Image by, and used with permission from, Dr. Elizabeth LaPensée.
Child-Minding Services Available (7 Mar)
Osprey child-minding services will be available for the duration of HASTAC 2019, between 8am and 8pm each day. Rates are $20 per hour or $100 per day (for a maximum of eight hours per day, including a hot lunch). Space is limited and will be provided on a first come, first served basis, with registration required by April 1st. If you are interested in child-minding services, then please email us at firstname.lastname@example.org.
Registration Now Open! (17 Jan)
Early bird registration for “Decolonizing Technologies, Reprogramming Education” is now open. We encourage you to register soon. The early bird period ends 14 March 2019. Learn more.
Reserve Accommodations Now (17 Jan)
HASTAC 2019 secured room blocks at Ponderosa Commons and Walter Gage Residences, both on the Vancouver campus, and each quite affordable. Learn more. We recommend making reservations as soon as possible, as room availability is limited.
Jordan Wilson on qeqən House Posts (17 Jan)
Jordan Wilson, Musqueam curator and writer, takes us on a tour of the Musqueam house posts that exist across the UBC campus. (Care of The Ubyssey. Music by Podington Bear. Filmed and edited by Marina McDuff.)
We would like to acknowledge that the University of British Columbia is located on the traditional, ancestral, and unceded territory of the Musqueam people.

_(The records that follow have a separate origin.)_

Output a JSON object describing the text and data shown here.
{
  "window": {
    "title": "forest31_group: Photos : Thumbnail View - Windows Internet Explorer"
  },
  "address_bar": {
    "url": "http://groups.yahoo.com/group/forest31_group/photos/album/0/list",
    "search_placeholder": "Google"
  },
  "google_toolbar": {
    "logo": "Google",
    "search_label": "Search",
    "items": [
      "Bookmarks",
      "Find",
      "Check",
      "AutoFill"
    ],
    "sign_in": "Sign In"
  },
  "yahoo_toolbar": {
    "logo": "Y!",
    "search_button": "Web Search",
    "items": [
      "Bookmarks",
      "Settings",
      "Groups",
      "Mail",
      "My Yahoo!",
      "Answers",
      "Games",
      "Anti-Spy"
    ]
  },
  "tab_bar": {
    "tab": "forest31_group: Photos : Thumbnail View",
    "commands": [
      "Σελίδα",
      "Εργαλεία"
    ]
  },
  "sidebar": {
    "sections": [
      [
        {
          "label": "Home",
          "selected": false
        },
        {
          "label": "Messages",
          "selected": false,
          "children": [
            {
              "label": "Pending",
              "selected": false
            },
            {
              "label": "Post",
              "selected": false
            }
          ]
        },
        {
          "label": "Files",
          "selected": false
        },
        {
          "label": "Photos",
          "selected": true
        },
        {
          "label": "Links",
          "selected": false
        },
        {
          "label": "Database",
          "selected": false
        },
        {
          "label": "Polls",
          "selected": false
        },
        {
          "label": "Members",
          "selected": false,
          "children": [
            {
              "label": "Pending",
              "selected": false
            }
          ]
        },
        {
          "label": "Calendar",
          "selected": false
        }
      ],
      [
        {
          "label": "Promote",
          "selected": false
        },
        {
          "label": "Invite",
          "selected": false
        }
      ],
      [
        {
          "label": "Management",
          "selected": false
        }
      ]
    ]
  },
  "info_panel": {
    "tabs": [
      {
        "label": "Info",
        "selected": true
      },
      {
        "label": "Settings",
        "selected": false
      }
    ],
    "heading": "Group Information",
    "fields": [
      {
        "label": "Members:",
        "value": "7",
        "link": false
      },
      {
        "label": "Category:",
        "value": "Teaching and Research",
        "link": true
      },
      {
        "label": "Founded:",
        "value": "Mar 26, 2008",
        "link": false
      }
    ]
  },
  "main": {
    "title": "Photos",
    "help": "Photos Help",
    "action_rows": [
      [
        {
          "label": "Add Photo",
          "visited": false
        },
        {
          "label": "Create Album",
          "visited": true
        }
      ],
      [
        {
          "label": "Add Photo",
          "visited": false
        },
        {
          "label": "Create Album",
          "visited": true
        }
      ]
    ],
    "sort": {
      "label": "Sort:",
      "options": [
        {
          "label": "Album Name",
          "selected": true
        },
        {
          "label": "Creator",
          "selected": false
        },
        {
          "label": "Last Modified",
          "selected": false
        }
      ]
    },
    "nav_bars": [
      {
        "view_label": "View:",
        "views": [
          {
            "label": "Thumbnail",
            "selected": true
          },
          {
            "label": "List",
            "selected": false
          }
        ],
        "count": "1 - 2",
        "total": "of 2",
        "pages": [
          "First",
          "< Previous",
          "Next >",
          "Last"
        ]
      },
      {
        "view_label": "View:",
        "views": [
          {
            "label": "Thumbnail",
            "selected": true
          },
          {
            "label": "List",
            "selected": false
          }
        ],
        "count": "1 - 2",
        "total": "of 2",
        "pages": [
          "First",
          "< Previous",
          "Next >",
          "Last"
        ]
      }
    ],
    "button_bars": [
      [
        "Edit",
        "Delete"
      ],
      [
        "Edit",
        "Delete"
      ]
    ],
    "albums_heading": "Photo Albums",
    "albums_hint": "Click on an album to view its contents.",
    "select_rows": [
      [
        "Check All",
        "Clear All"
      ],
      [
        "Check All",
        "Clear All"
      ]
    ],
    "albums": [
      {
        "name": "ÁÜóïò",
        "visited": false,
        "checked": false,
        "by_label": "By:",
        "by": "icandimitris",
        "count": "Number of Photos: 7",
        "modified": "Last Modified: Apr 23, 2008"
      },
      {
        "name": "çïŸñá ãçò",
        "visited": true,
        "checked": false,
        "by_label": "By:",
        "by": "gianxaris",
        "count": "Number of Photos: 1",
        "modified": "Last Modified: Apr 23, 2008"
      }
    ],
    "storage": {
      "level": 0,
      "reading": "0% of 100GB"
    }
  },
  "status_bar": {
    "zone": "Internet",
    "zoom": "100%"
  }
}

We thank the Musqueam Nation for its hospitality and support of our work.
We would also like to acknowledge with respect the Lkwungen-speaking peoples on whose traditional territory the University of Victoria stands and the Songhees, Esquimalt, and WSÁNEĆ peoples whose historical relationships with the land continue to this day.
HASTAC wishes to express our deep gratitude to the Musqueam people for allowing us to engage digital territories on this unceded land. Changing the way we teach and learn means challenging the colonial foundations of education and technology. We are grateful for the opportunity to do this work here. Thank you.